By Rabbi Yehoshua Berman
Yevamos 71 – Every Jew is a Priceless Diamond
Rabi Akiva derives the prohibition of an uncircumcised Kohein eating terumah from the double lashon of “ish, ish”. Therefore, we need to know how he is going to explain the toshav and sachir whom the pasuk says are not allowed to eat korban Pesach. A suggestion is made: it is referring to a circumcised Arab or Givoni. This suggestion is immediately rejected, though. Why? Because circumcised Goyim are still called areilim, and uncircumcised Jews are still called mulim.
Now, it is not too difficult to understand why a circumcised Goy could nevertheless be known as an areil. After all, he has no mitzvah of bris milah (at least according to most Rishonim; and even according to the Rambam, it is only Bnei Keturah that have the obligation, and Arabs only by “default” because they got mixed in with Bnei Keturah). So, when he cuts off his foreskin he is not creating any new reality called milah (in yeshivisheh parlance, there is no chalos). But why should a Jew who has not yet been circumcised be called a mahul – someone who is circumcised?
True, Rashi explains that m’doraysoh he is in fact called an areil – as is clear from the whole sugyah which is dealing with the prohibition of an areil eating terumah and korban Pesach – and that it is only by the benchmark of lashon bnei adam that an uncircumcised Jew is nevertheless called a mahul. But, still, that deserves an explanation; particularly so, seeing that all over Shas we find that Chazal ascribe strong significance to common Jewish sayings. Furthermore, it is clear from the Gemara in Avodah Zarah (27a) that an uncircumcised Jew is considered a mahul even m’doraysoh when it comes to other halachos of the Torah. Yet further increasing the enigma of this matter is that the Gemara over there in Avodah Zarah says that even Jewish women are as if mahul!
So what does this all mean?
There is a comment of the Maharshdam (Yoreh Deiah, siman 188) that sheds a lot of light on this matter:
Even when Yisraelim are in a state of tumah they are called tehorim because tumah is unnatural and merely coincidental for them.

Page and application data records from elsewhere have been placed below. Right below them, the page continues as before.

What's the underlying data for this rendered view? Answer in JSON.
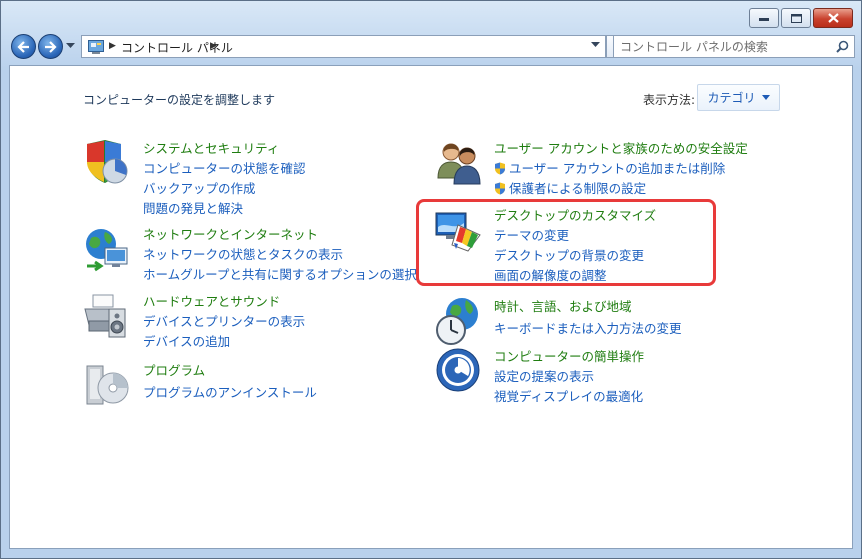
{
  "window": {
    "caption_buttons": [
      "minimize",
      "maximize",
      "close"
    ]
  },
  "address": {
    "crumb": "コントロール パネル",
    "search_placeholder": "コントロール パネルの検索"
  },
  "header": {
    "title": "コンピューターの設定を調整します",
    "view_by_label": "表示方法:",
    "view_by_value": "カテゴリ"
  },
  "left_categories": [
    {
      "title": "システムとセキュリティ",
      "icon": "shield-chart-icon",
      "links": [
        "コンピューターの状態を確認",
        "バックアップの作成",
        "問題の発見と解決"
      ]
    },
    {
      "title": "ネットワークとインターネット",
      "icon": "network-globe-icon",
      "links": [
        "ネットワークの状態とタスクの表示",
        "ホームグループと共有に関するオプションの選択"
      ]
    },
    {
      "title": "ハードウェアとサウンド",
      "icon": "printer-speaker-icon",
      "links": [
        "デバイスとプリンターの表示",
        "デバイスの追加"
      ]
    },
    {
      "title": "プログラム",
      "icon": "programs-disc-icon",
      "links": [
        "プログラムのアンインストール"
      ]
    }
  ],
  "right_categories": [
    {
      "title": "ユーザー アカウントと家族のための安全設定",
      "icon": "users-icon",
      "links": [
        "ユーザー アカウントの追加または削除",
        "保護者による制限の設定"
      ]
    },
    {
      "title": "デスクトップのカスタマイズ",
      "icon": "desktop-customize-icon",
      "links": [
        "テーマの変更",
        "デスクトップの背景の変更",
        "画面の解像度の調整"
      ]
    },
    {
      "title": "時計、言語、および地域",
      "icon": "globe-clock-icon",
      "links": [
        "キーボードまたは入力方法の変更"
      ]
    },
    {
      "title": "コンピューターの簡単操作",
      "icon": "ease-of-access-icon",
      "links": [
        "設定の提案の表示",
        "視覚ディスプレイの最適化"
      ]
    }
  ],
  "colors": {
    "category_title": "#1f7d10",
    "link": "#1b5ebd",
    "highlight": "#e83a3a"
  }
}
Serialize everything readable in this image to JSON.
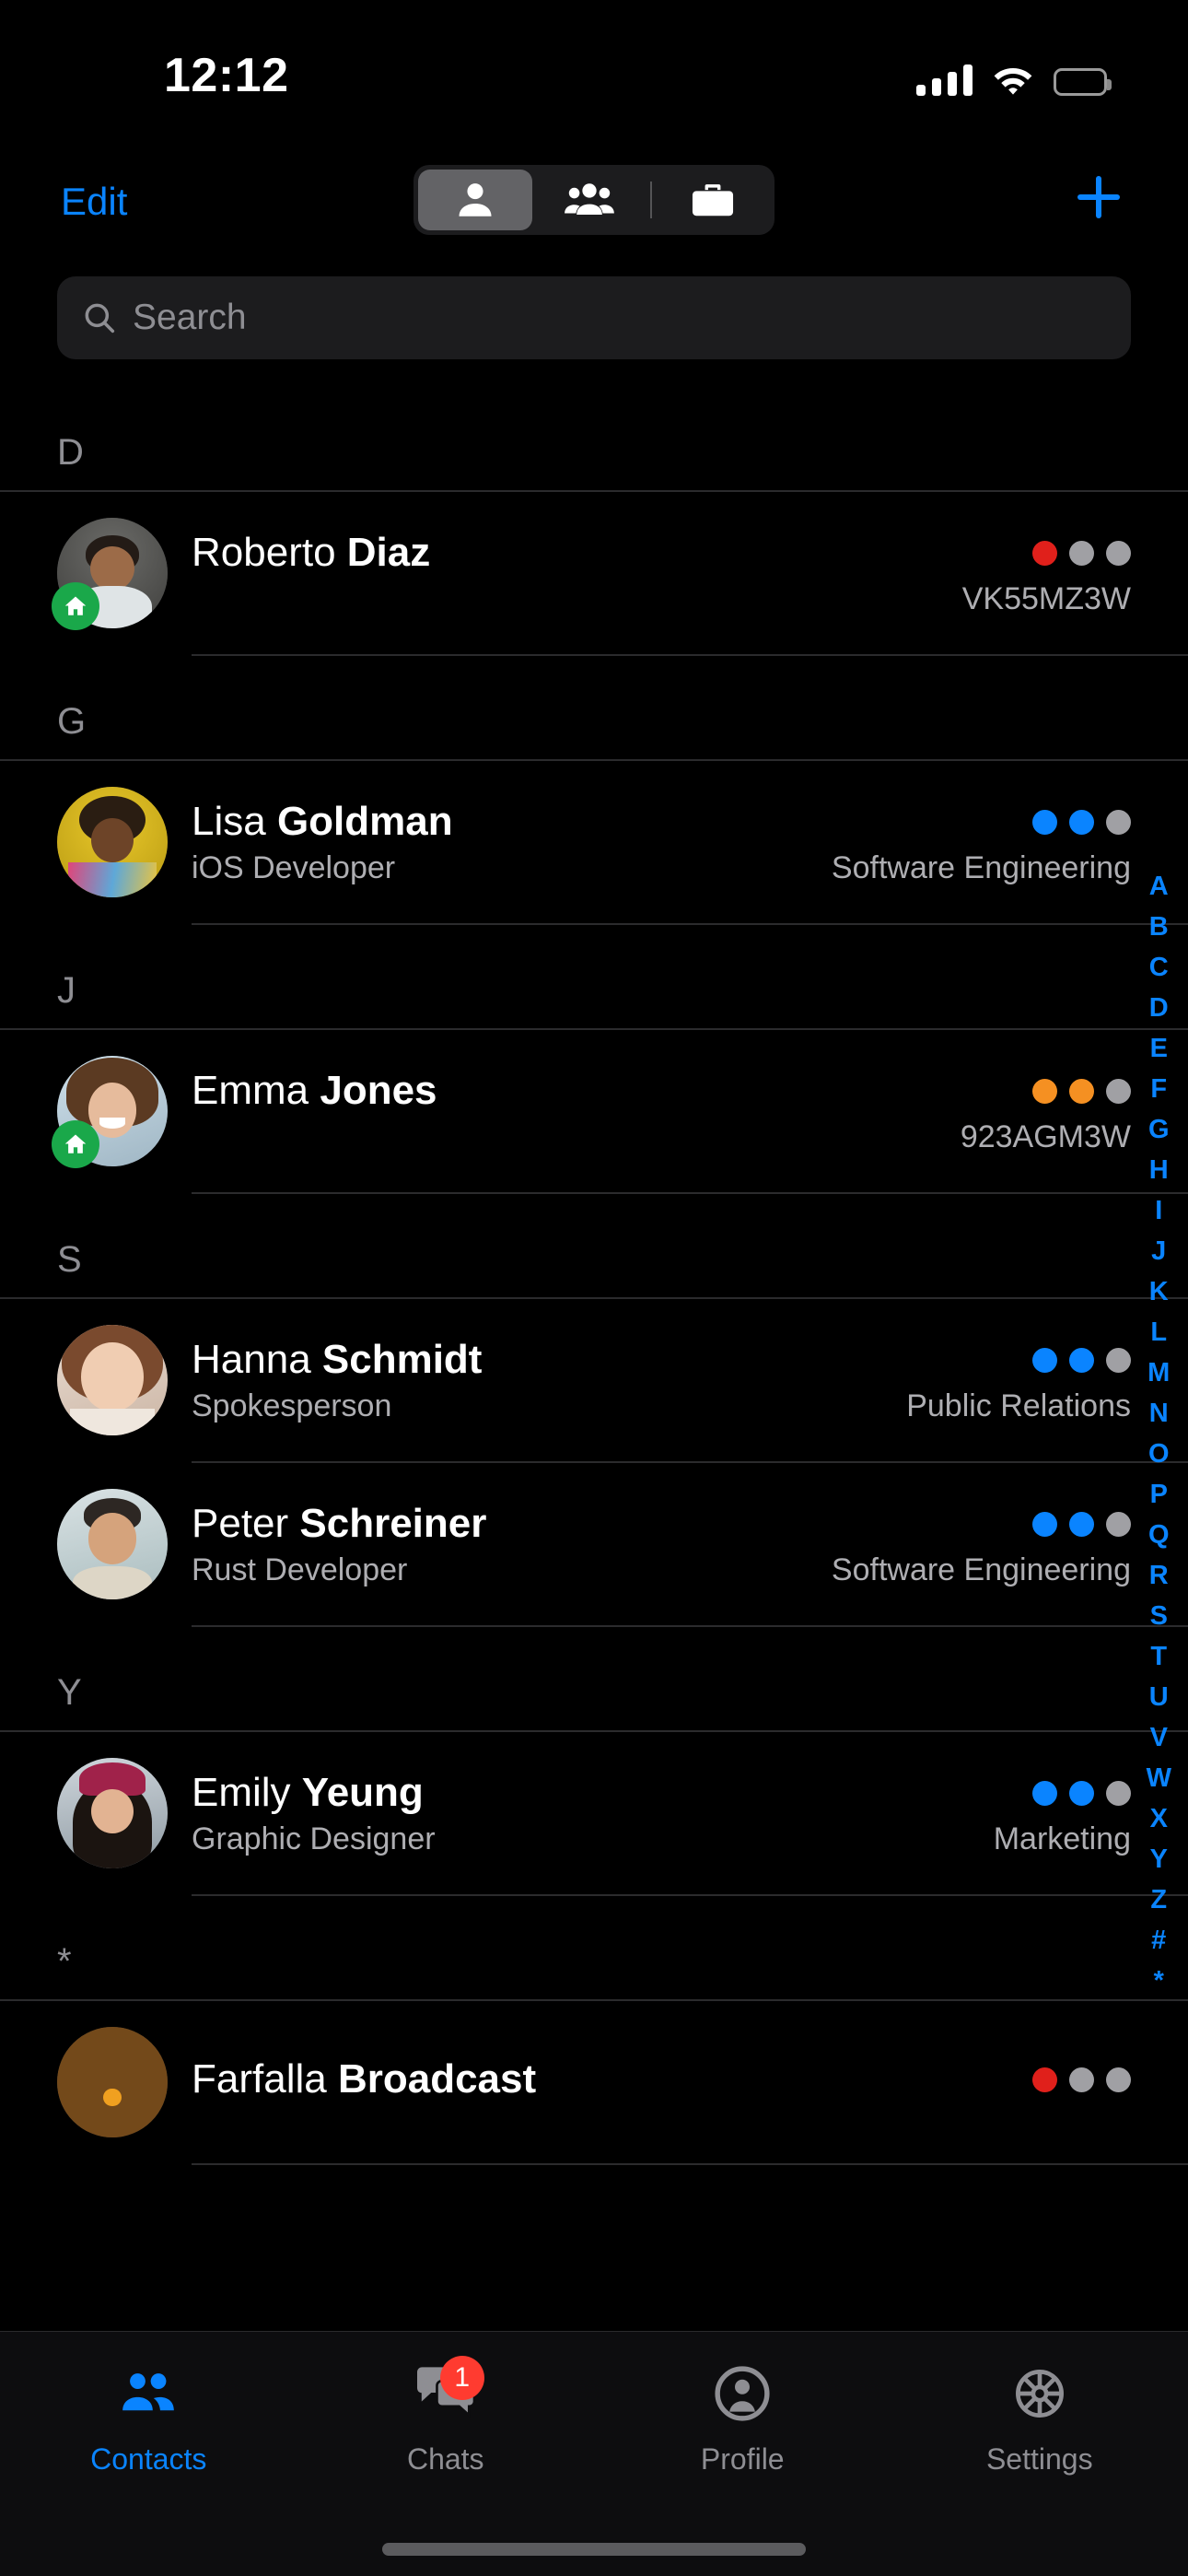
{
  "status_bar": {
    "time": "12:12",
    "icons": [
      "cellular-signal-icon",
      "wifi-icon",
      "battery-icon"
    ]
  },
  "nav_bar": {
    "edit_label": "Edit",
    "add_label": "+",
    "segments": [
      {
        "name": "person-segment",
        "icon": "person-icon",
        "selected": true
      },
      {
        "name": "group-segment",
        "icon": "people-group-icon",
        "selected": false
      },
      {
        "name": "work-segment",
        "icon": "briefcase-icon",
        "selected": false
      }
    ]
  },
  "search": {
    "placeholder": "Search",
    "value": "",
    "icon": "search-icon"
  },
  "sections": [
    {
      "letter": "D",
      "contacts": [
        {
          "given": "Roberto ",
          "family": "Diaz",
          "subtitle": "",
          "meta": "VK55MZ3W",
          "dots": [
            "#e0201b",
            "#a0a0a4",
            "#a0a0a4"
          ],
          "badge": "home-badge-icon",
          "avatar": "photo-roberto-diaz"
        }
      ]
    },
    {
      "letter": "G",
      "contacts": [
        {
          "given": "Lisa ",
          "family": "Goldman",
          "subtitle": "iOS Developer",
          "meta": "Software Engineering",
          "dots": [
            "#0a84ff",
            "#0a84ff",
            "#a0a0a4"
          ],
          "badge": "",
          "avatar": "photo-lisa-goldman"
        }
      ]
    },
    {
      "letter": "J",
      "contacts": [
        {
          "given": "Emma ",
          "family": "Jones",
          "subtitle": "",
          "meta": "923AGM3W",
          "dots": [
            "#f59022",
            "#f59022",
            "#a0a0a4"
          ],
          "badge": "home-badge-icon",
          "avatar": "photo-emma-jones"
        }
      ]
    },
    {
      "letter": "S",
      "contacts": [
        {
          "given": "Hanna ",
          "family": "Schmidt",
          "subtitle": "Spokesperson",
          "meta": "Public Relations",
          "dots": [
            "#0a84ff",
            "#0a84ff",
            "#a0a0a4"
          ],
          "badge": "",
          "avatar": "photo-hanna-schmidt"
        },
        {
          "given": "Peter ",
          "family": "Schreiner",
          "subtitle": "Rust Developer",
          "meta": "Software Engineering",
          "dots": [
            "#0a84ff",
            "#0a84ff",
            "#a0a0a4"
          ],
          "badge": "",
          "avatar": "photo-peter-schreiner"
        }
      ]
    },
    {
      "letter": "Y",
      "contacts": [
        {
          "given": "Emily ",
          "family": "Yeung",
          "subtitle": "Graphic Designer",
          "meta": "Marketing",
          "dots": [
            "#0a84ff",
            "#0a84ff",
            "#a0a0a4"
          ],
          "badge": "",
          "avatar": "photo-emily-yeung"
        }
      ]
    },
    {
      "letter": "*",
      "contacts": [
        {
          "given": "Farfalla ",
          "family": "Broadcast",
          "subtitle": "",
          "meta": "",
          "dots": [
            "#e0201b",
            "#a0a0a4",
            "#a0a0a4"
          ],
          "badge": "",
          "avatar": "photo-farfalla-broadcast"
        }
      ]
    }
  ],
  "alpha_index": [
    "A",
    "B",
    "C",
    "D",
    "E",
    "F",
    "G",
    "H",
    "I",
    "J",
    "K",
    "L",
    "M",
    "N",
    "O",
    "P",
    "Q",
    "R",
    "S",
    "T",
    "U",
    "V",
    "W",
    "X",
    "Y",
    "Z",
    "#",
    "*"
  ],
  "tab_bar": {
    "tabs": [
      {
        "label": "Contacts",
        "icon": "contacts-people-icon",
        "active": true,
        "badge": ""
      },
      {
        "label": "Chats",
        "icon": "chat-bubbles-icon",
        "active": false,
        "badge": "1"
      },
      {
        "label": "Profile",
        "icon": "profile-person-icon",
        "active": false,
        "badge": ""
      },
      {
        "label": "Settings",
        "icon": "gear-icon",
        "active": false,
        "badge": ""
      }
    ]
  },
  "colors": {
    "accent": "#0a84ff",
    "background": "#000000",
    "field": "#1c1c1e",
    "separator": "#2b2b2d",
    "secondary_text": "#8e8e93",
    "status_red": "#e0201b",
    "status_orange": "#f59022",
    "status_gray": "#a0a0a4",
    "badge_red": "#ff3b30",
    "home_badge_green": "#1aa84a"
  }
}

That is why it says (in the pasuk) “ha’shochein itam”, and Rashi explains “even if they are t’mei’im the Shechina is amongst them.” Why is that? Obviously for the reason that we just said, because tumah for Yisrael is completely unnatural and coincidental. That is why even when they are in a state of tumah their essential name of tehorim remains with them…and a Yisrael areil is called mahul.
From these words of the Maharshdam it is apparent that bris milah is not merely a mitvah to cut off a piece of skin and that’s it. Rather, it is indicative of a state of purity. That state of purity is inborn and inherent, but we are commanded and afforded the opportunity to bring out that internal goodness by giving it physical expression. That is why a Jew is called a mahul even while he still has his foreskin, because the removal of the foreskin is really just the outermost manifestation of his inner, essential reality of being a mahul.
I once heard a thought that perfectly expresses this idea: “Every Jew is a diamond, it is just a matter of how much polishing he still needs.”
The ramifications of this are enormous. It means that no matter where a Jew may find himself, or no matter how deeply entrenched in sin he may be, his essential core of purity and goodness remains forever untouched. He may be covered by many layers of soil and soot, but inside he is still the same priceless diamond. All he needs is some cleaning and polishing, and his natural beauty will shine forth with its full, sparkling brilliance.
Rabbi Yehoshua Berman serves as the Rosh Kollel of Kollel Reshet HaDaf in Ramat Beit Shemesh, Israel. Driven by a passion to generate true kinyan Torah, both for himself and others, Rabbi Berman develops innovative tools to getting the most out of what we learn. In addition to having authored the warmly acclaimed Reflections on the Parsha, Rabbi Berman regularly delivers shiurim whose topics range from Halacha to Hashkafa, sends out daily emails of comprehensive chazara questions for the advanced Daf Yomi learner who really wants to retain his learning, and weekly emails of words of inspiration based on the Parsha. For more information on Reflections, to subscribe to receive these emails, or request a speaking engagement, Rabbi Berman can be contacted at firstname.lastname@example.org.